RW: The storytelling. I was able to get exactly what I wanted to say out, how I wanted to say it. With the production, with the beats. I feel like we’re going to bring people in and let them feel — whether it makes them feel good, makes them feel down, or whether they don’t know how to feel. It is called Mixed Emotions. I just wanted to make sure that they feel my pain to the fullest, and I didn’t want to sugarcoat anything. I wanted them to just know.
It took a long time for me to do that. It was a lot of just working on how I want to write. I was going through a lot of styles of writing. Again, I’m very happy that I have this final product. It’s there, and I know what it can do and that the people can really feel what they’ve been missing out on for the last few years. This project, to me, doesn’t sound like anything that I’ve made previously. But it does give you the feeling of my earlier projects.
MA: Going back to where we started, who would you want to portray you in a movie adaptation of Mixed Emotions?
RW: Oh my goodness. I don’t even know actors by name like that. I just know their faces. I’m a face guy. You know what? Maybe I’ll get Franklin from Snowfall.
MA: Damson Idris?
RW: Yeah, yeah, yeah. He would do a great job.
MA: Back to “Like Pascal.” In the June 2020 SLAM interview you did with Siakam, you discussed the importance of looking up to someone. Who was your first childhood hero?
RW: I was a football player when I was growing up. One guy I looked up to a lot was Jerome Bettis. I’m a big Steelers fan, so I looked up to a lot of those guys.
Jerome Bettis was definitely one guy I always looked up to. When you look at the top-10 list of running backs for yards in their career, Jerome Bettis retired fifth. He weighed 255 pounds at 5-foot-11, 5-foot-10. That, to me, was unreal. Running back size is usually, what, 200 to 220, and a big guy is 230 pounds. A big guy running for that many yards blew my mind at a young age. How did he do that? That was probably my first person that gave me inspiration to do something great.
MA: How do you define greatness for yourself?
RW: Greatness, to me, is a person who sees no limits to what they can do. I think that’s what sets somebody up for greatness. No limits. They already see that there is no competition; they are their [own] competition. And if there is competition, that is not a problem. They’re very sure of themselves and what they can do. Always willing to take that step that a lot of people are scared of taking, and I feel like that in itself shows somebody’s true greatness.
MA: Do you remember the first time that you realized that you had become someone that kids looked up to?

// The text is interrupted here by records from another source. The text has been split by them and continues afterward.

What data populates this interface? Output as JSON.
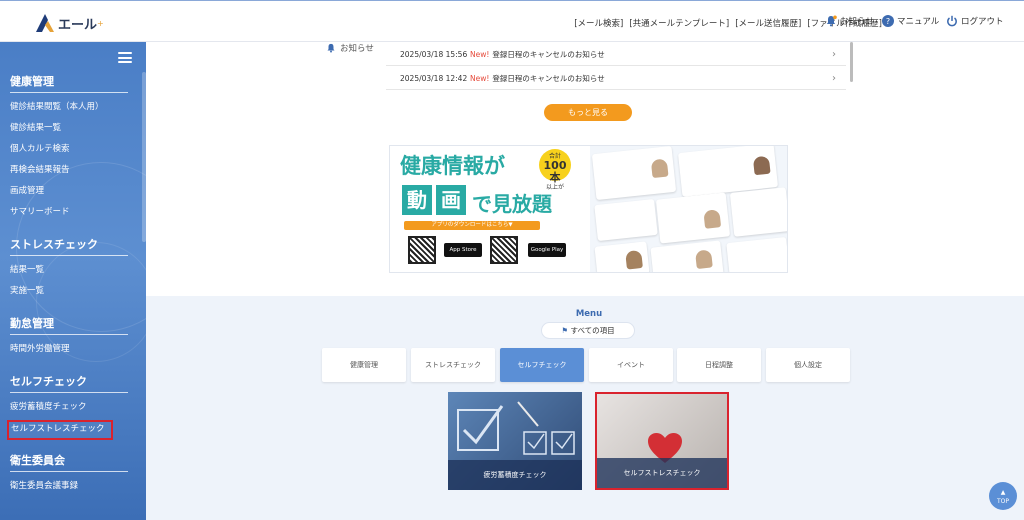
{
  "header": {
    "logo_text": "エール",
    "logo_sup": "+",
    "links": [
      "[メール検索]",
      "[共通メールテンプレート]",
      "[メール送信履歴]",
      "[ファイル作成履歴]"
    ],
    "notice": "お知らせ",
    "manual": "マニュアル",
    "logout": "ログアウト"
  },
  "sidebar": {
    "sections": [
      {
        "title": "健康管理",
        "items": [
          "健診結果閲覧（本人用）",
          "健診結果一覧",
          "個人カルテ検索",
          "再検会結果報告",
          "画成管理",
          "サマリーボード"
        ]
      },
      {
        "title": "ストレスチェック",
        "items": [
          "結果一覧",
          "実施一覧"
        ]
      },
      {
        "title": "勤怠管理",
        "items": [
          "時間外労働管理"
        ]
      },
      {
        "title": "セルフチェック",
        "items": [
          "疲労蓄積度チェック",
          "セルフストレスチェック"
        ]
      },
      {
        "title": "衛生委員会",
        "items": [
          "衛生委員会議事録"
        ]
      }
    ]
  },
  "news": {
    "label": "お知らせ",
    "rows": [
      {
        "date": "2025/03/18 15:56",
        "new": "New!",
        "title": "登録日程のキャンセルのお知らせ"
      },
      {
        "date": "2025/03/18 12:42",
        "new": "New!",
        "title": "登録日程のキャンセルのお知らせ"
      }
    ],
    "more": "もっと見る"
  },
  "banner": {
    "title1": "健康情報が",
    "badge_top": "合計",
    "badge_num": "100本",
    "badge_bottom": "以上が",
    "k1": "動",
    "k2": "画",
    "title2": "で見放題",
    "download": "アプリのダウンロードはこちら▼",
    "store1": "App Store",
    "store2": "Google Play"
  },
  "menu": {
    "title": "Menu",
    "all_items": "すべての項目",
    "tabs": [
      "健康管理",
      "ストレスチェック",
      "セルフチェック",
      "イベント",
      "日程調整",
      "個人設定"
    ],
    "selected_tab": "セルフチェック",
    "tiles": [
      {
        "caption": "疲労蓄積度チェック"
      },
      {
        "caption": "セルフストレスチェック"
      }
    ]
  },
  "top_button": "TOP",
  "colors": {
    "accent": "#5b8fd6",
    "orange": "#f39a1e",
    "highlight": "#d9232e",
    "teal": "#29aaa4"
  }
}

RW: Probably when I went back to my high school, just on a random day. I just popped up one day and the kids in the hallways all went wild. I didn’t recognize one kid, so this was definitely years later. But there were some teachers that I did recognize there that I went to high school with, so they recognized me. A lot of the kids, they were just going mad. The halls filled up with just kids. I couldn’t believe it. This was like about two, three years after. I spoke to a lot of them, too, and that’s when I realized how much of an influence I really am in my city and to the next generation, too.
MA: What are you looking forward to the most right now?

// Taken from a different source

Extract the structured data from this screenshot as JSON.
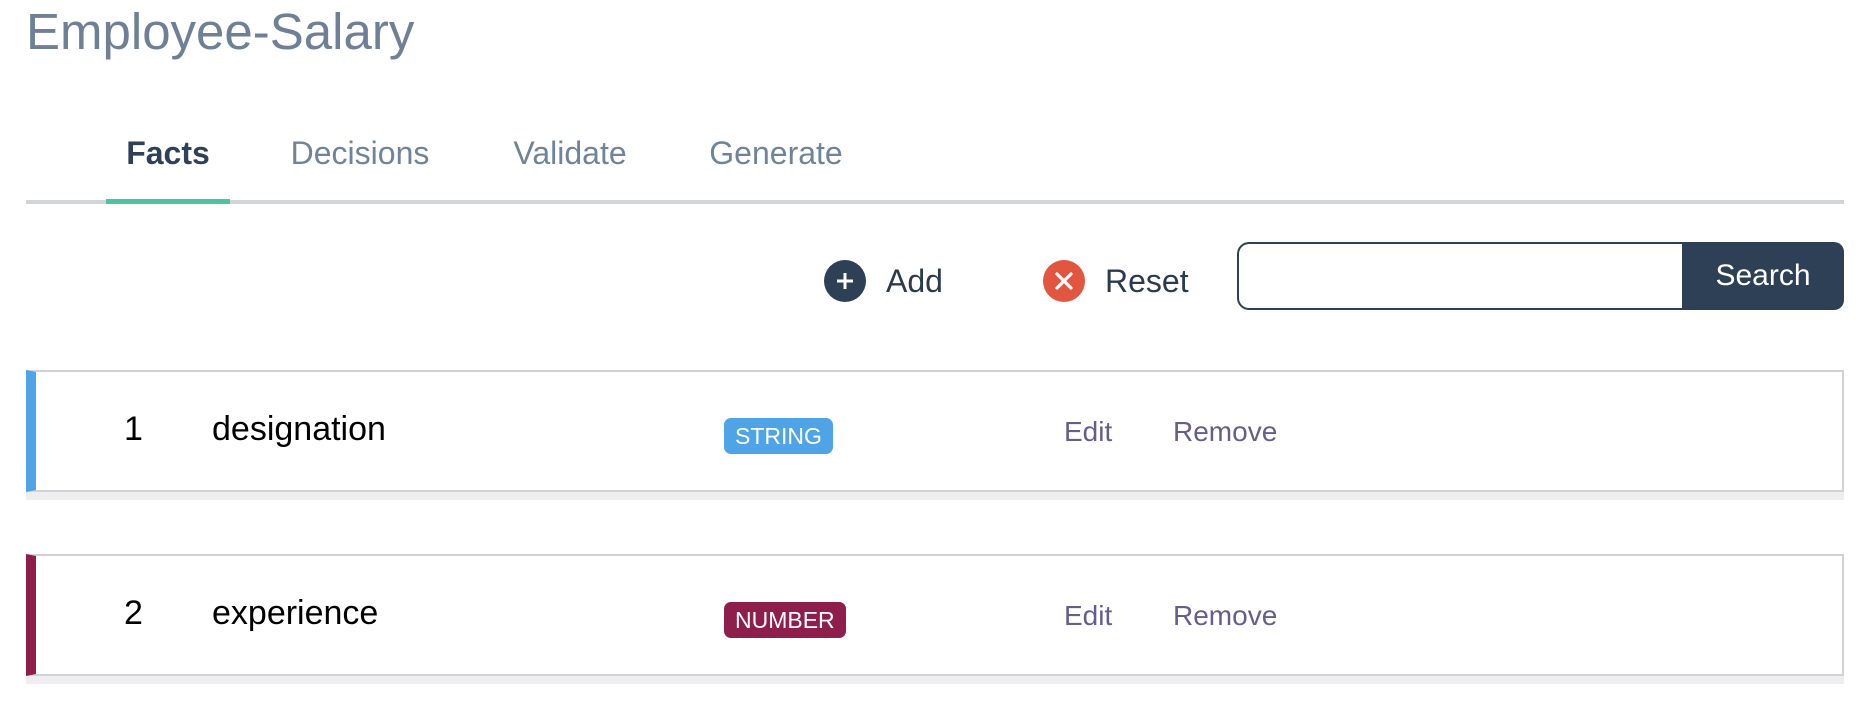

RW: I’m most looking forward to seeing the fans and tour. Really tapping in with the people. I really want to see how [Mixed Emotions] is going to be received. I really wanna see how it’s going to be received. After this album, I got better. I’ve grown even more from this album that I’m putting out.
[I’m excited to] hit the road again and treat it differently than I did before. No fear, just go and attack. I’m really looking forward to just being right back in it. I miss the fans so much, and I know they miss me, too.